:: DATA TO EXAMINE ::

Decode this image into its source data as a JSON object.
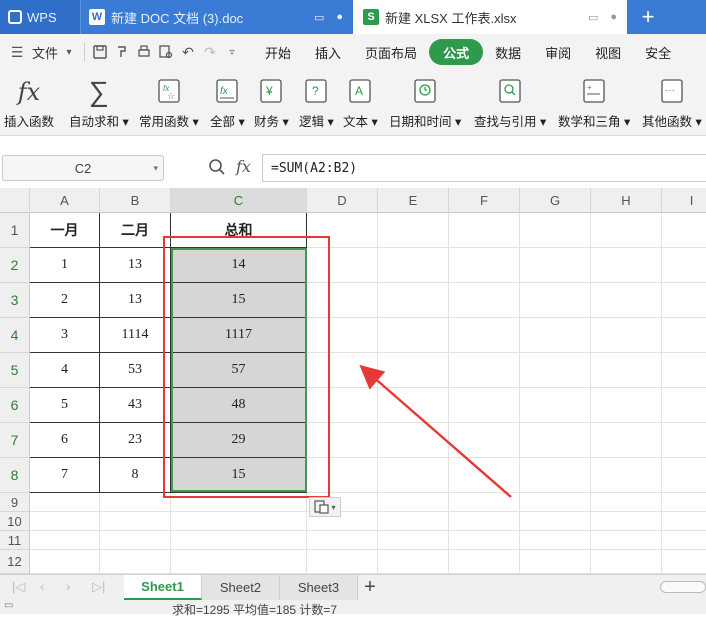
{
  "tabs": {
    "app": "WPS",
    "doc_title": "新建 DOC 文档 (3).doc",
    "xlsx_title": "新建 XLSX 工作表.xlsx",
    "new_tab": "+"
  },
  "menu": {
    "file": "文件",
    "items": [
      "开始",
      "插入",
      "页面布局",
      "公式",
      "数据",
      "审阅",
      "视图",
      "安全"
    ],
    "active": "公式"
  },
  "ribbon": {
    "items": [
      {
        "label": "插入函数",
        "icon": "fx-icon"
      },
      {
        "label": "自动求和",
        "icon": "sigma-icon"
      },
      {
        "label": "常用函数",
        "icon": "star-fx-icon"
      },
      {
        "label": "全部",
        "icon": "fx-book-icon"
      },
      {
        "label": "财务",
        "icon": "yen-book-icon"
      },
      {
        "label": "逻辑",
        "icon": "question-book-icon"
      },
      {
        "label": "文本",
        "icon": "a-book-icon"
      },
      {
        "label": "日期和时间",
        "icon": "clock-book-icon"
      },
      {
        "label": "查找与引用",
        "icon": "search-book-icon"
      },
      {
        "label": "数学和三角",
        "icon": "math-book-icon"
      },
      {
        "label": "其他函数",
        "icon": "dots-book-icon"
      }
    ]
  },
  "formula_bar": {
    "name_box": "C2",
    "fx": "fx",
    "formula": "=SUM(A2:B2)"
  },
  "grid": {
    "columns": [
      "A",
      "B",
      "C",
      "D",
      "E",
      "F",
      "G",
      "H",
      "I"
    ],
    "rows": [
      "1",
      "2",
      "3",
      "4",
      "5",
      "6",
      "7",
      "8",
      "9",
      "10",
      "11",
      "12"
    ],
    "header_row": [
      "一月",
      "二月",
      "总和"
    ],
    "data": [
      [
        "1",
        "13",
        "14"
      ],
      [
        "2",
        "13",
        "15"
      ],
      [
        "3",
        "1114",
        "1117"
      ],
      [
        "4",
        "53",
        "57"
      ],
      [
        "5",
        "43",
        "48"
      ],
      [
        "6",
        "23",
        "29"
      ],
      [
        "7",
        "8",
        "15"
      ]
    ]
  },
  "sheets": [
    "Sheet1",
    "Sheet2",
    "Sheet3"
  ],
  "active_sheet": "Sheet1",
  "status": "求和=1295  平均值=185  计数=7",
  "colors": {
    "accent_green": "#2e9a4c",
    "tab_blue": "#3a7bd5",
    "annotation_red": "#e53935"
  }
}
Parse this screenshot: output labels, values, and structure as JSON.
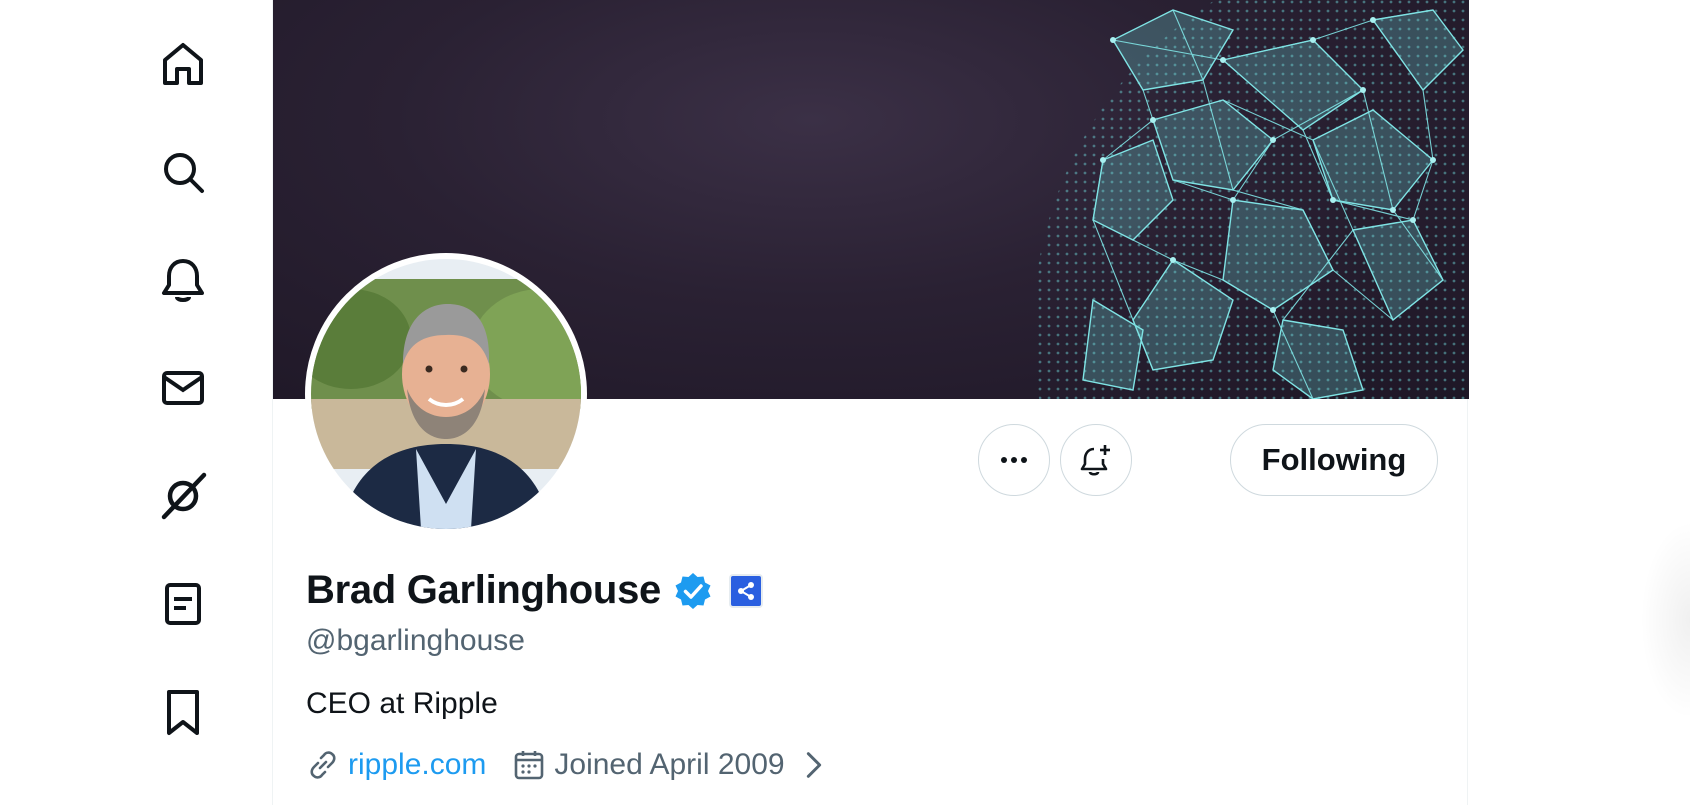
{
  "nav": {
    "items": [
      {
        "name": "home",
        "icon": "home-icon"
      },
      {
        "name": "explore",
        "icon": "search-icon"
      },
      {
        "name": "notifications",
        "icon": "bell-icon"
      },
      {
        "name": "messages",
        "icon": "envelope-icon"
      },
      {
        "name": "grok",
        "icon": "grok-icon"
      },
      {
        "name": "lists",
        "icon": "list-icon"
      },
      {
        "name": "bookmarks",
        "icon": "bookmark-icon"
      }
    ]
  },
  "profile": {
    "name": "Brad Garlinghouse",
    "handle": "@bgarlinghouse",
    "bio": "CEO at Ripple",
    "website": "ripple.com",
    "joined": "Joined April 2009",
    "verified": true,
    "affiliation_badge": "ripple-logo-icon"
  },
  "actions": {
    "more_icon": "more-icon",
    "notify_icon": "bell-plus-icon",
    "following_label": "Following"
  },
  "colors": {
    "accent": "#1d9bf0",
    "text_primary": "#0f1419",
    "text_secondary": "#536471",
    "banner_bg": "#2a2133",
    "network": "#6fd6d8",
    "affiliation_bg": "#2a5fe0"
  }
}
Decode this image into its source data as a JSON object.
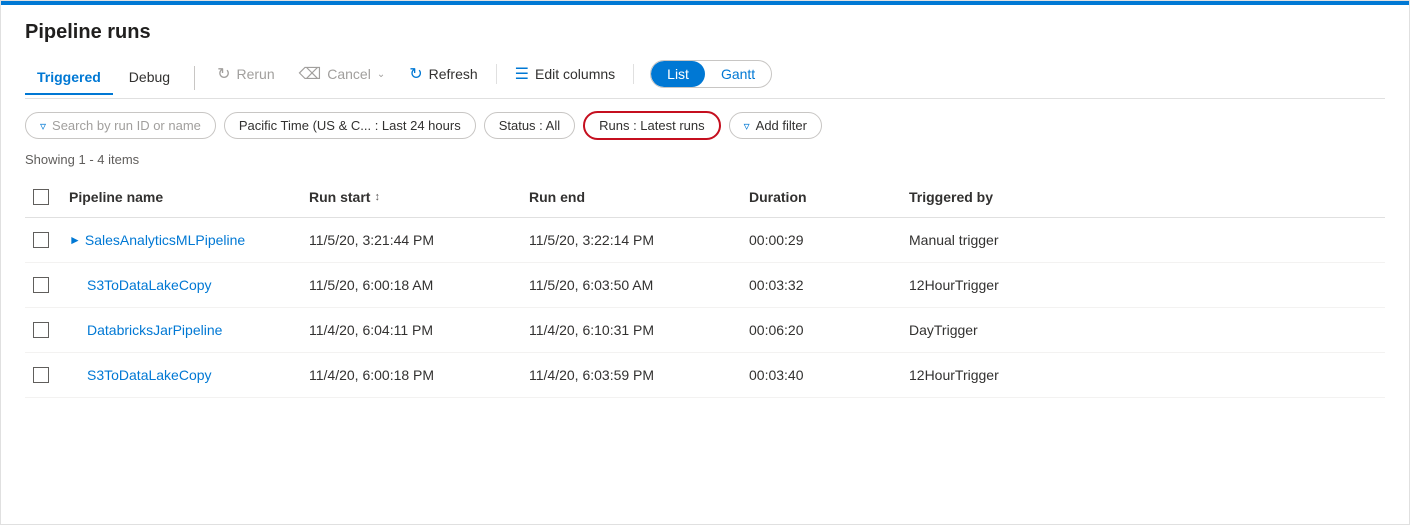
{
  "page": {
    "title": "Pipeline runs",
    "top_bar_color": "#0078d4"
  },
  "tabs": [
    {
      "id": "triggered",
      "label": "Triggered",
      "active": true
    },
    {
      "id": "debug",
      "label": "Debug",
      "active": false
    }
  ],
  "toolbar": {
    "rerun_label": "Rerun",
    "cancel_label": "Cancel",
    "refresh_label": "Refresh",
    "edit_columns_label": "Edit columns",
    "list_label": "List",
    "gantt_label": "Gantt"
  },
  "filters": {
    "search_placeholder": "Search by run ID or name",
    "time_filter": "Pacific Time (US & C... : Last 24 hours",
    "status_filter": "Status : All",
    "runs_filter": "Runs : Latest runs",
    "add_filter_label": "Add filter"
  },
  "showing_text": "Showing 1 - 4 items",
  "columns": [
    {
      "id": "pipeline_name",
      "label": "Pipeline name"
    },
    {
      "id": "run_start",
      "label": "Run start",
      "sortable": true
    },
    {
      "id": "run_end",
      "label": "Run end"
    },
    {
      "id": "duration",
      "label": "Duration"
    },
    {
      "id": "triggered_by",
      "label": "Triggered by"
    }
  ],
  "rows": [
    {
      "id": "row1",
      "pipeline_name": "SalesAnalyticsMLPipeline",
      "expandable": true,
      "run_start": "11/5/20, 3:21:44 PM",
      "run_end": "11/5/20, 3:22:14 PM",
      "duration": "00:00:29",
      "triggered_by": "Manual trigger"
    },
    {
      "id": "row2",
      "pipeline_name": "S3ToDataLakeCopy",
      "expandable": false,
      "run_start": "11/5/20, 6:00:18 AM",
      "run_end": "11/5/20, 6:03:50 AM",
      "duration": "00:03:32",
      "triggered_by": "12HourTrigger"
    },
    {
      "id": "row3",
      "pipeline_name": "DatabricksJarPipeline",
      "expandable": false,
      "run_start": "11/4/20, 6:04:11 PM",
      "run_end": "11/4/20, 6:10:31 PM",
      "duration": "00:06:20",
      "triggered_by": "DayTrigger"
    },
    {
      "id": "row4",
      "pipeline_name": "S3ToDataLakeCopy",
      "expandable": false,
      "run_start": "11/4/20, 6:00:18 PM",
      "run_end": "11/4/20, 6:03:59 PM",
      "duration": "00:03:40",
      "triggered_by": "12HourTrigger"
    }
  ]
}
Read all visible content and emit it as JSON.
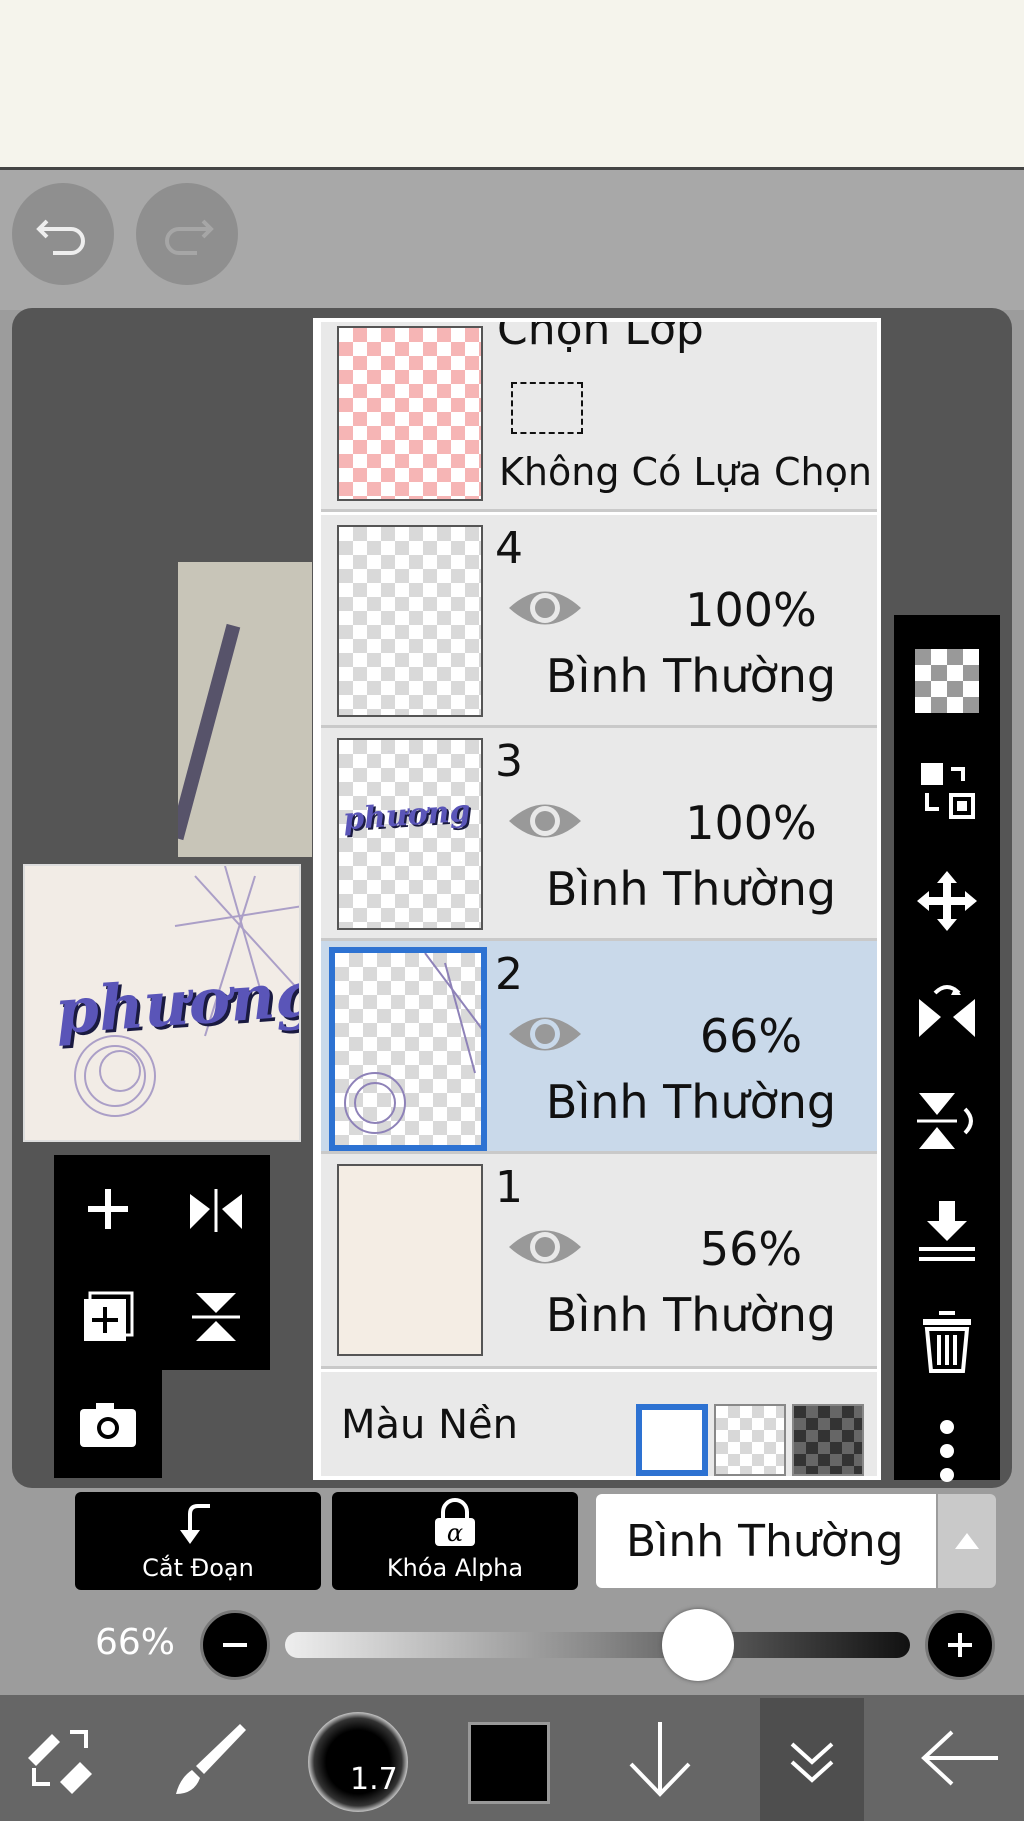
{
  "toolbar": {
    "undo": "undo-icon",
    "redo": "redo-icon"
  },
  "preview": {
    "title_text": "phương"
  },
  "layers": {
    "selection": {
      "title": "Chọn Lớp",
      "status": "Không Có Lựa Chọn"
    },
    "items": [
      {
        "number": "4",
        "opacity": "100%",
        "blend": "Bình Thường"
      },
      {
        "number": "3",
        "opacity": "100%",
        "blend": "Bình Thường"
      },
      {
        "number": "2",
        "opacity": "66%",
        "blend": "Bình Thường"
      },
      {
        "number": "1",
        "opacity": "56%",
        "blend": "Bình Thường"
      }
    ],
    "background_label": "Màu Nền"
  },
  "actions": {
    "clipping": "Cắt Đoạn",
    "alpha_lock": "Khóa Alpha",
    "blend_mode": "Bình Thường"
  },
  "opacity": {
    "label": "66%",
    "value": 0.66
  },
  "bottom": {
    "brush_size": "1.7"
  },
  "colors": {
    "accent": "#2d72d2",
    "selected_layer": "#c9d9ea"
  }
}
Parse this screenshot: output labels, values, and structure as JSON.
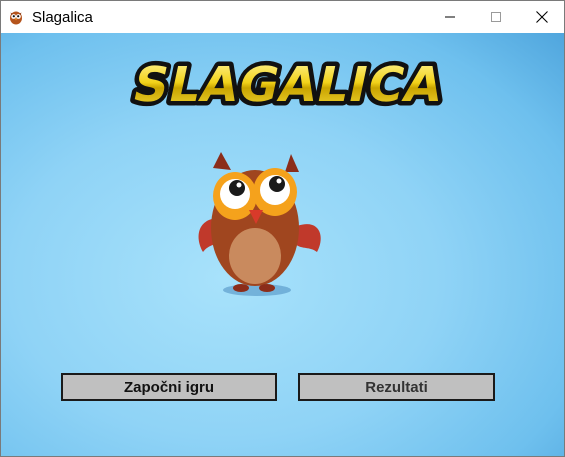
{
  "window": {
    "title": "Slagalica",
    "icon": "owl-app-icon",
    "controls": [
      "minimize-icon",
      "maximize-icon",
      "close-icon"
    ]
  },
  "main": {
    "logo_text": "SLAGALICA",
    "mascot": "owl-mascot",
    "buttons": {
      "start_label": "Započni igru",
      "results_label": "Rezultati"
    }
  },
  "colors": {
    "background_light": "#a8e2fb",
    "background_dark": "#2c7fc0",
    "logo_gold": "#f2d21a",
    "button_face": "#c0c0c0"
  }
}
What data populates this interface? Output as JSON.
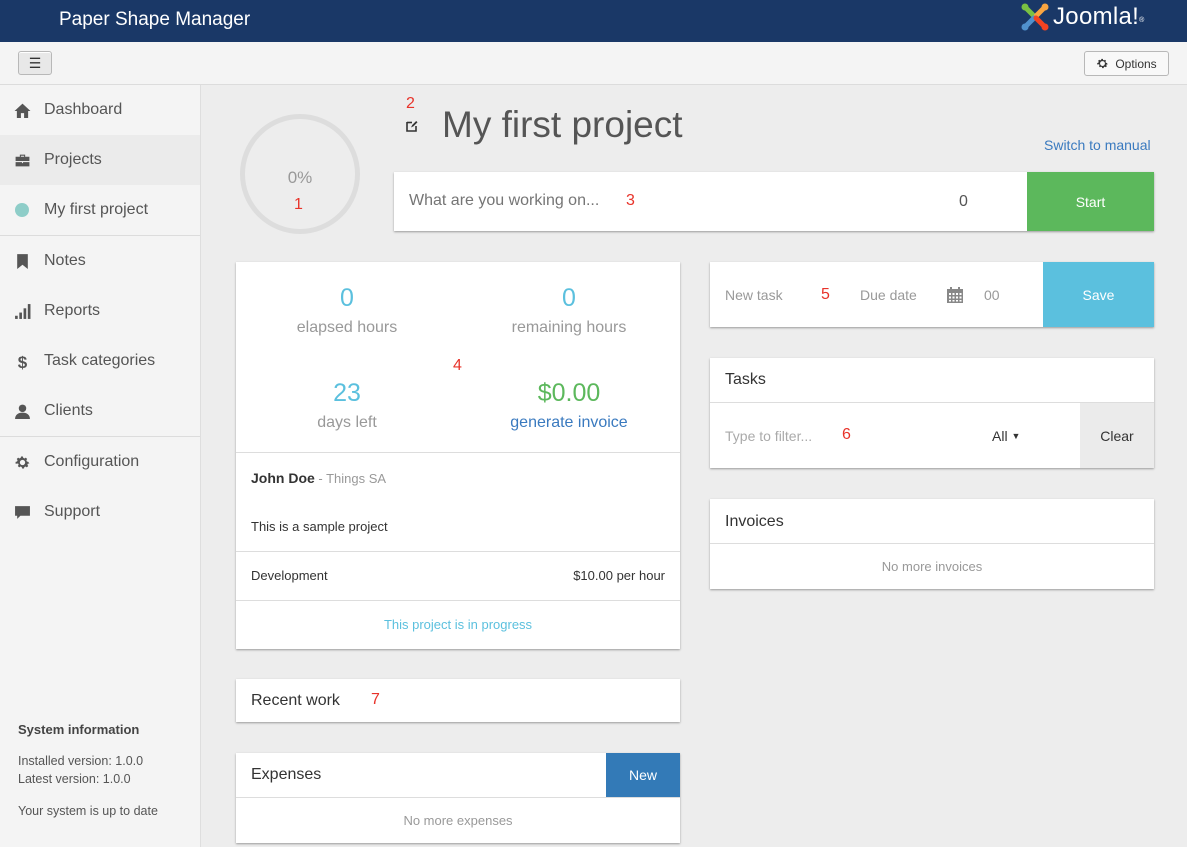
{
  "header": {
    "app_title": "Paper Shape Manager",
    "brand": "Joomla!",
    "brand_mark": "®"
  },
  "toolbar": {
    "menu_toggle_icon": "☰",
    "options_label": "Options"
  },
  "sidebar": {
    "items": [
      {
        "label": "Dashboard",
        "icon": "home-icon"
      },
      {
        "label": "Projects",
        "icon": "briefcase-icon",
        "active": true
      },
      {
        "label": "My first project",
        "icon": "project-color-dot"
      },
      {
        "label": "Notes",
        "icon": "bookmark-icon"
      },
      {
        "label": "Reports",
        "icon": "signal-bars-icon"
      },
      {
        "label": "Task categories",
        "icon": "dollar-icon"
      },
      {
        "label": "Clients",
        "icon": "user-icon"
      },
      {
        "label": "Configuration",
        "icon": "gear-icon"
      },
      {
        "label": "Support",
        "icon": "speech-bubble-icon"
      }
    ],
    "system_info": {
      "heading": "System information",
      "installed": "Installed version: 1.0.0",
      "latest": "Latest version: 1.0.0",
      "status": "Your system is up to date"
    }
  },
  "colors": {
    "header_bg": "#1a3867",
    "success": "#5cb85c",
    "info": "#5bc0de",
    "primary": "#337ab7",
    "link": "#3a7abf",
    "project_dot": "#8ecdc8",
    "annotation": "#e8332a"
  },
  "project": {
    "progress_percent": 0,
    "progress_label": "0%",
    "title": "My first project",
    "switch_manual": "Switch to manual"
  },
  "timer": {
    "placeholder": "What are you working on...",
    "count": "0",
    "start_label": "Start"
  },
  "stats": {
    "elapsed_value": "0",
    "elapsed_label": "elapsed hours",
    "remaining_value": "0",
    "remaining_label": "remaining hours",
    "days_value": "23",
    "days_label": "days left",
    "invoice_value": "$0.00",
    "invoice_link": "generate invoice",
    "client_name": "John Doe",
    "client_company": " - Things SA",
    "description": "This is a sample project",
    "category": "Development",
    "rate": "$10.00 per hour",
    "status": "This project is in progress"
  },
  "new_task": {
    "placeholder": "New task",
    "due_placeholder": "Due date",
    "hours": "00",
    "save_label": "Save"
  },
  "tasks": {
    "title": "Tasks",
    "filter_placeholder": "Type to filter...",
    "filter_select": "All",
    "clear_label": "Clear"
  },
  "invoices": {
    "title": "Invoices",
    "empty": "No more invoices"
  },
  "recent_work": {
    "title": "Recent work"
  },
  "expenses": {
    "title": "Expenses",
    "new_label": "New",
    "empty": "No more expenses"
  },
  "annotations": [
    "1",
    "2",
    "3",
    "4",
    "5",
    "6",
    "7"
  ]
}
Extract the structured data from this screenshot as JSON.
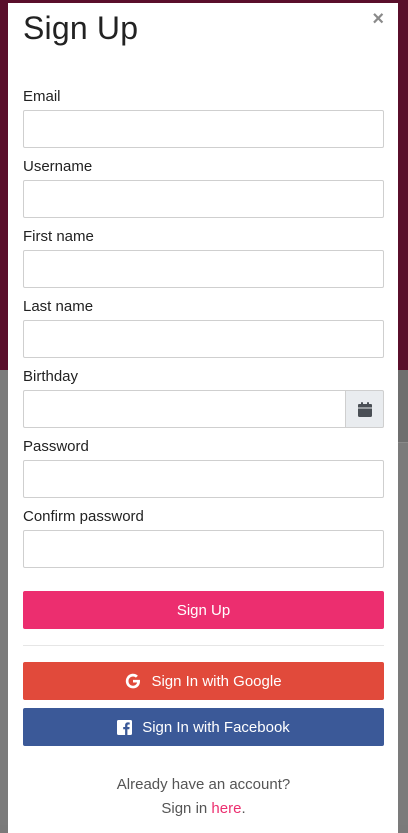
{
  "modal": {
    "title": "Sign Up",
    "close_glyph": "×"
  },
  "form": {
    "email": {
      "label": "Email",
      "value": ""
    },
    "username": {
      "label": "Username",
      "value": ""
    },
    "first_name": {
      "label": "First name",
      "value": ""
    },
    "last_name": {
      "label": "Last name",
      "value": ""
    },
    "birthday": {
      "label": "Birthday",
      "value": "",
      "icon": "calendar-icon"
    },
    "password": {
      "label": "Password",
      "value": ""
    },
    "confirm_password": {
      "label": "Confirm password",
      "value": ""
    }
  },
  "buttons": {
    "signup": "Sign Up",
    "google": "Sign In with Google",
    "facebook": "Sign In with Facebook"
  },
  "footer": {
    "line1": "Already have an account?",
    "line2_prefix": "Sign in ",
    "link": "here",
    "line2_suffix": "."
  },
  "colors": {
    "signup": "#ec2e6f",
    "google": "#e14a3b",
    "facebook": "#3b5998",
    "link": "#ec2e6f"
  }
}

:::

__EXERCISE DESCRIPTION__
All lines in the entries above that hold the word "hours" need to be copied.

__RESPONSE TO THIS EXERCISE__
    "time_filter": "Pacific Time (US & C... : Last 24 hours",
    "elapsed_label": "elapsed hours",
    "remaining_label": "remaining hours",
    "hours": "00",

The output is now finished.